→ Exercise details
Return all of the lines below exactly as they are.

Page and application data records
^^^^^^^^^^^^^^^^
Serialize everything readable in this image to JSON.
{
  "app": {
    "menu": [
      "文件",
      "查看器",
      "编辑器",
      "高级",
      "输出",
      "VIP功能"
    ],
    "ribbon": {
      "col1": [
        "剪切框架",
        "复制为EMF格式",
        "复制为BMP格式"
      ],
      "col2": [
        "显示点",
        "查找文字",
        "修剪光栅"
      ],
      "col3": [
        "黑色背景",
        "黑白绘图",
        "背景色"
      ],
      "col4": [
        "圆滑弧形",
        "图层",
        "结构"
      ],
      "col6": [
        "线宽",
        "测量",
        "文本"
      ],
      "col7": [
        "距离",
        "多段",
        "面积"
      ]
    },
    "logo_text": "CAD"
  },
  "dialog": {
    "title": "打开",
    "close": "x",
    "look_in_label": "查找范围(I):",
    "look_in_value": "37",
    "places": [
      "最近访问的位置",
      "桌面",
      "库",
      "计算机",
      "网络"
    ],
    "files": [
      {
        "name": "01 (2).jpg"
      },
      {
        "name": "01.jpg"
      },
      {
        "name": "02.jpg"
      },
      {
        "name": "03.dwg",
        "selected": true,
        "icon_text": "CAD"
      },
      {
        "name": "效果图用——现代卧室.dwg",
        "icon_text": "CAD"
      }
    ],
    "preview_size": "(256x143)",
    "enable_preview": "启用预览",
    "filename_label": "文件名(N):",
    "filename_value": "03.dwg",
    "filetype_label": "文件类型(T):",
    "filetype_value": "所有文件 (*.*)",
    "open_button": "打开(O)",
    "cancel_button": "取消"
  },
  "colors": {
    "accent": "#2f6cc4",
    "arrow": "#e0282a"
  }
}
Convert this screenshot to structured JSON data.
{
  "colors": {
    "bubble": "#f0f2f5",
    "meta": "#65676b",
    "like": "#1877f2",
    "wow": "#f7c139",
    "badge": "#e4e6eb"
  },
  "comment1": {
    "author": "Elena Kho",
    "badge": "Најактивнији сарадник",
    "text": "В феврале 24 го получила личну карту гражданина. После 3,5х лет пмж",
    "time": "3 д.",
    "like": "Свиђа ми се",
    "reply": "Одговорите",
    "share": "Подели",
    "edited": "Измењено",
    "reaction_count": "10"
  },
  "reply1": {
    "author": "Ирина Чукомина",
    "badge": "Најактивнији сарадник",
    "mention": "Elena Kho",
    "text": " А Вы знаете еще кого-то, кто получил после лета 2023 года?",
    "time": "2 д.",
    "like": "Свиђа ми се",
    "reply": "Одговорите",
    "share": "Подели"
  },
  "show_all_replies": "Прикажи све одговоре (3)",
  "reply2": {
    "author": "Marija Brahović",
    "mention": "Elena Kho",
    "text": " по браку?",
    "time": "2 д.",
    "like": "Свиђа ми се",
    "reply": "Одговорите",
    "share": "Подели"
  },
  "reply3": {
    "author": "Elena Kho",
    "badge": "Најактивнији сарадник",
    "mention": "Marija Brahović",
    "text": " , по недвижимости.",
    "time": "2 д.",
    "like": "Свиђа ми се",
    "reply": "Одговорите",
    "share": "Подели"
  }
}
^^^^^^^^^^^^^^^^
→ Response box
Serialize everything readable in this image to JSON.
{
  "app": {
    "menu": [
      "文件",
      "查看器",
      "编辑器",
      "高级",
      "输出",
      "VIP功能"
    ],
    "ribbon": {
      "col1": [
        "剪切框架",
        "复制为EMF格式",
        "复制为BMP格式"
      ],
      "col2": [
        "显示点",
        "查找文字",
        "修剪光栅"
      ],
      "col3": [
        "黑色背景",
        "黑白绘图",
        "背景色"
      ],
      "col4": [
        "圆滑弧形",
        "图层",
        "结构"
      ],
      "col6": [
        "线宽",
        "测量",
        "文本"
      ],
      "col7": [
        "距离",
        "多段",
        "面积"
      ]
    },
    "logo_text": "CAD"
  },
  "dialog": {
    "title": "打开",
    "close": "x",
    "look_in_label": "查找范围(I):",
    "look_in_value": "37",
    "places": [
      "最近访问的位置",
      "桌面",
      "库",
      "计算机",
      "网络"
    ],
    "files": [
      {
        "name": "01 (2).jpg"
      },
      {
        "name": "01.jpg"
      },
      {
        "name": "02.jpg"
      },
      {
        "name": "03.dwg",
        "selected": true,
        "icon_text": "CAD"
      },
      {
        "name": "效果图用——现代卧室.dwg",
        "icon_text": "CAD"
      }
    ],
    "preview_size": "(256x143)",
    "enable_preview": "启用预览",
    "filename_label": "文件名(N):",
    "filename_value": "03.dwg",
    "filetype_label": "文件类型(T):",
    "filetype_value": "所有文件 (*.*)",
    "open_button": "打开(O)",
    "cancel_button": "取消"
  },
  "colors": {
    "accent": "#2f6cc4",
    "arrow": "#e0282a"
  }
}
Convert this screenshot to structured JSON data.
{
  "colors": {
    "bubble": "#f0f2f5",
    "meta": "#65676b",
    "like": "#1877f2",
    "wow": "#f7c139",
    "badge": "#e4e6eb"
  },
  "comment1": {
    "author": "Elena Kho",
    "badge": "Најактивнији сарадник",
    "text": "В феврале 24 го получила личну карту гражданина. После 3,5х лет пмж",
    "time": "3 д.",
    "like": "Свиђа ми се",
    "reply": "Одговорите",
    "share": "Подели",
    "edited": "Измењено",
    "reaction_count": "10"
  },
  "reply1": {
    "author": "Ирина Чукомина",
    "badge": "Најактивнији сарадник",
    "mention": "Elena Kho",
    "text": " А Вы знаете еще кого-то, кто получил после лета 2023 года?",
    "time": "2 д.",
    "like": "Свиђа ми се",
    "reply": "Одговорите",
    "share": "Подели"
  },
  "show_all_replies": "Прикажи све одговоре (3)",
  "reply2": {
    "author": "Marija Brahović",
    "mention": "Elena Kho",
    "text": " по браку?",
    "time": "2 д.",
    "like": "Свиђа ми се",
    "reply": "Одговорите",
    "share": "Подели"
  },
  "reply3": {
    "author": "Elena Kho",
    "badge": "Најактивнији сарадник",
    "mention": "Marija Brahović",
    "text": " , по недвижимости.",
    "time": "2 д.",
    "like": "Свиђа ми се",
    "reply": "Одговорите",
    "share": "Подели"
  }
}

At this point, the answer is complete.